*** Opening EXTRACTED DATA ***
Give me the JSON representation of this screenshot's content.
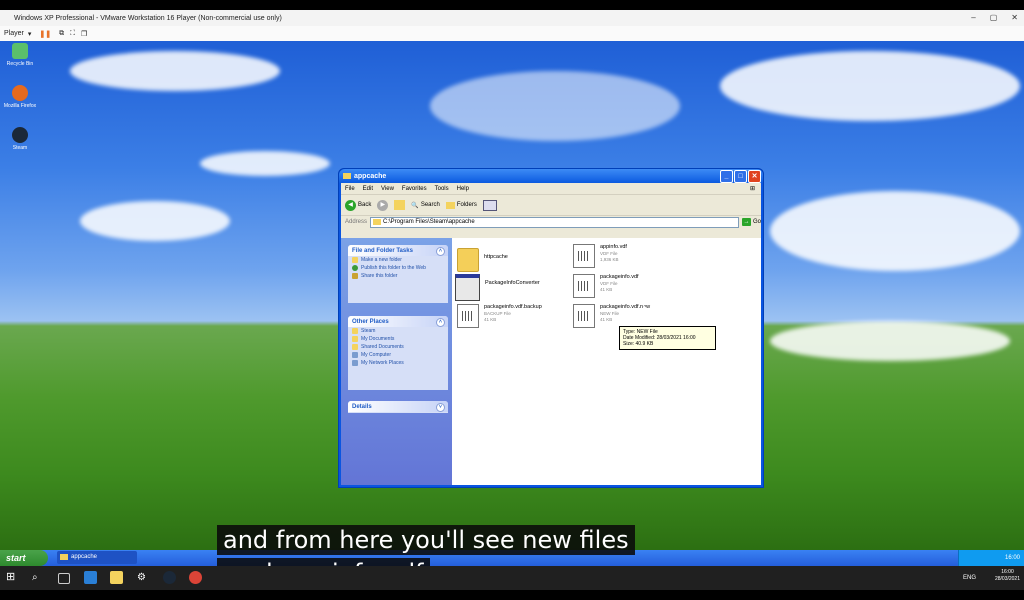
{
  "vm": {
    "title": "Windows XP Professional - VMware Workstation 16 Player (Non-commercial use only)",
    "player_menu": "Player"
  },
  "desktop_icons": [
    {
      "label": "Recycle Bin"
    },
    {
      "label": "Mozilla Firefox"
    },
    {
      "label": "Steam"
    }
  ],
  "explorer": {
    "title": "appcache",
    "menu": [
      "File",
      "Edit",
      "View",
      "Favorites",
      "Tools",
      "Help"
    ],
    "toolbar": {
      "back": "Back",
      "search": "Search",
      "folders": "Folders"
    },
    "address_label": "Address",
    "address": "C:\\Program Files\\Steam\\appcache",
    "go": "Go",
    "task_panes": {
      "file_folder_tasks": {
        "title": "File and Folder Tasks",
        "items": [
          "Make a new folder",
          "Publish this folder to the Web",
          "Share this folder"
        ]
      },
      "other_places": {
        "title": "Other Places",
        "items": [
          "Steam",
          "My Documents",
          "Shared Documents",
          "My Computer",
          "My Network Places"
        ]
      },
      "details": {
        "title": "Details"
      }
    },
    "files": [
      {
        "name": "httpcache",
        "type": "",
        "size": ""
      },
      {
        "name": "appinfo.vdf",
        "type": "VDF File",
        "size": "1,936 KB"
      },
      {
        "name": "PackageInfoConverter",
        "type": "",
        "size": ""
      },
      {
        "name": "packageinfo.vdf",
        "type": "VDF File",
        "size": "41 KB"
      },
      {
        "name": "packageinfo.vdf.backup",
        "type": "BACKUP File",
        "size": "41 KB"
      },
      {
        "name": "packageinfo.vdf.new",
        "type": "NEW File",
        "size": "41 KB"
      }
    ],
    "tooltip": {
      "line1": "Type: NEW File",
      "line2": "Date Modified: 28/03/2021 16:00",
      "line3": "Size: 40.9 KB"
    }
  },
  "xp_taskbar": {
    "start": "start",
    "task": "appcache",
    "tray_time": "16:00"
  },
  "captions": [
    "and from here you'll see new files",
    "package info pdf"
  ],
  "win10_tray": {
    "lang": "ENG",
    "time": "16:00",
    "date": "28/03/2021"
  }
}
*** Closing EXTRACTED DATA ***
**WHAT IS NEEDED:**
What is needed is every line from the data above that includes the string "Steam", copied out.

**OUTPUT FOR THIS TASK:**
      "label": "Steam"
    "address": "C:\\Program Files\\Steam\\appcache",
          "Steam",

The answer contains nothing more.